"Be thoughtful about what you're giving away for free and why. Freemium and free trials are all the rage, and virtually every digital news organization has some content that's not behind the paywall. Great. But make sure you understand the return on this investment. A free trial is a taste of something to prove it's as good as you said and to help someone new to understand what it 'tastes like.' But once they've tasted, they don't need to taste it again. Too many readers game the system, clearing cookies and rotating through devices and news sources each month to avoid paying."
That quote comes from best-selling author and speaker Robbie Kellman Baxter—she even keynoted a past SIPA Conference—in an article she wrote for the site What's New in Publishing titled What Publishers Can Learn From Other Sectors.
A recent report from the Shorenstein Center at Harvard and Lenfest Institute agreed with her. Most publishers are too generous and need to stop more readers to force conversion, the report said. It spoke about the importance of having a high stop rate—the percentage of all digital users who are "stopped" by a subscription prompt, a paywall or a meter limit. The report found that the organizations that are stopping more people have stronger digital businesses.
Here are more audience and content tips from Kellman Baxter and others:
"Don't hide the cancel button or lock-in membership," writes Kellman Baxter. "Netflix takes this to an extreme, in the best way. You can only subscribe monthly—there is no 'annual' option, and every time they change the model or raise prices, they remind subscribers that they are free to 'cancel anytime.' Why? Besides being the ethical approach, members who feel locked in will eventually break free. When they do, they will loudly share their story, and they're unlikely to return. Make it easy to leave and easy to return."
Make your content valuable and affordable. "If [one of your customers] doesn't want to buy your content because [she] says it's too expensive, then maybe you need to do some soul searching in your content," said Grey Montgomery, president, data & research division, Farm Journal. "My audience in a lot of ways can't afford it but they do because we also pitch back, for example, 'If you follow all of our hedging strategies with your size crop, this is how much you would have made. Therefore by investing the $500 you'll make $5,000.'"
Work on your welcome message. "30% of onsite digital subscriptions originate from 'welcome' messages that provide an introduction to new readers, and 'warn' messages that serve as reminders as the reader approaches the meter limit," the Shorenstein report said. They urge you to test multiple strategies to determine the most effective marketing messages. "Browser overlays and customized warnings have proven effective, particularly those that underscore meter limits for individual users and offer customized options for unique subscriptions based on the reader's profile and viewing history."
"Start with customer experience and work backwards to the technology," Steve Jobs told a large audience in 1997. "You can't start with the technology and figure out where you're going to sell out. I've made this mistake maybe more than anyone else in this room... And as we have tried to come up with a strategy and a vision for Apple, it started with, 'What incredible benefits can we give to the customer? Where can we take the customer?' Not let's start with sitting down with the engineers and figure out what awesome technology we have and how we're going to market that."
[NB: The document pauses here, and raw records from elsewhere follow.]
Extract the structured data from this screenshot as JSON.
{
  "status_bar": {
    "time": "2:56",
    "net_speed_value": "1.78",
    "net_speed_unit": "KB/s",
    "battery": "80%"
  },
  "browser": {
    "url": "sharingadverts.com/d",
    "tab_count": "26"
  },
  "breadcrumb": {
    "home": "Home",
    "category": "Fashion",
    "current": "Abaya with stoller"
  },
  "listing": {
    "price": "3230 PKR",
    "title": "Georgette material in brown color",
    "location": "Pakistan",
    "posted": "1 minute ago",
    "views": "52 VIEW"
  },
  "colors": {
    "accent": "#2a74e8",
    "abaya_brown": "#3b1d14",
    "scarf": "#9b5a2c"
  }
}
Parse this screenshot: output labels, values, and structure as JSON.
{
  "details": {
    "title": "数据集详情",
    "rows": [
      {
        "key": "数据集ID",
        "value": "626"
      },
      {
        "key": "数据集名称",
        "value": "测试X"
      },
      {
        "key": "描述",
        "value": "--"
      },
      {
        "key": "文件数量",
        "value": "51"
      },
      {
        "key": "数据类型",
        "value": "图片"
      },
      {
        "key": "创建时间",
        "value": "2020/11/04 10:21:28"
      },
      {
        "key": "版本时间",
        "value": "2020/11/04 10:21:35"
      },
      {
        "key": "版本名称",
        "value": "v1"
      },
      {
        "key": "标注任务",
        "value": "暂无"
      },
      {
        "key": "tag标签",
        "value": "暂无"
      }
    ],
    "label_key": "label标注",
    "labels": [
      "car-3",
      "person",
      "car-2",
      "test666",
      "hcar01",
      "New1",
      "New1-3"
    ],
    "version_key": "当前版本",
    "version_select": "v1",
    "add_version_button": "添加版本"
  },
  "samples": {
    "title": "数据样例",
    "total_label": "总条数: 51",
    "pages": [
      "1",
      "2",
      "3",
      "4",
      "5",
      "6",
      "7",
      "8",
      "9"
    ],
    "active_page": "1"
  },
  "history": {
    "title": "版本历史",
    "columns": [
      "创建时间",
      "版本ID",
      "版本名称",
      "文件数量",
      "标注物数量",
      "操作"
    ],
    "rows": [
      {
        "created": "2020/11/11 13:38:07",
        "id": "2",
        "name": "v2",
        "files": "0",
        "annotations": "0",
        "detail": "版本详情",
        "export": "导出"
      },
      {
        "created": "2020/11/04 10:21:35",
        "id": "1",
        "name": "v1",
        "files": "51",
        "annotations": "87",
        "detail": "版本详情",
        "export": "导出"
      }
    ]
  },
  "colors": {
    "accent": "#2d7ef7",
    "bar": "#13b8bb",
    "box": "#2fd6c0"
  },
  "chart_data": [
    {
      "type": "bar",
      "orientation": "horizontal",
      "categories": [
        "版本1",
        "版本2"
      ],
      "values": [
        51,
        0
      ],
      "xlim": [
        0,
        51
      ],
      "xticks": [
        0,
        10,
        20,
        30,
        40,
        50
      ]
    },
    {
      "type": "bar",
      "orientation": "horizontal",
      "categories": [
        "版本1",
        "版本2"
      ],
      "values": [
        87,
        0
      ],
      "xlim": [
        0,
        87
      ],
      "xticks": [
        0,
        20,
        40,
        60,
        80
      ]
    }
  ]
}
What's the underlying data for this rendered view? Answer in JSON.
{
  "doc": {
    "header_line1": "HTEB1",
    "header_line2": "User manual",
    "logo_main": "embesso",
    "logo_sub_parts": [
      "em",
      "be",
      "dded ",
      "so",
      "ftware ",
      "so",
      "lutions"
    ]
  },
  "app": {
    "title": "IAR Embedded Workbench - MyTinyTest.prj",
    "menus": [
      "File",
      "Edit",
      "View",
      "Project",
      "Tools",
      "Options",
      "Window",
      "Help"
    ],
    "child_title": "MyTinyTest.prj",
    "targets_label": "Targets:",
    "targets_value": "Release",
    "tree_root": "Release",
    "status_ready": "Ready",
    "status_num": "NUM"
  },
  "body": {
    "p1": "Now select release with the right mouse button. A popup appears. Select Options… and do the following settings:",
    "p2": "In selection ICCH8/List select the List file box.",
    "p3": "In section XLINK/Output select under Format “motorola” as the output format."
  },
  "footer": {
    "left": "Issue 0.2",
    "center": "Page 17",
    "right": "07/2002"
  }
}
"Be willing to cut even as you add," writes Kellman Baxter. "Many publishers are organized based on what was (and maybe no longer is) the best bundling of value for readers. For example, a regional paper might have a little world news, a little national, a little politics, and a smattering of lifestyle, sports and business. Today, [audiences] have so many choices, and the freedom to get deep expertise in the areas that matter most. If you can't provide differentiated content worth paying for in every department, consider dropping that content."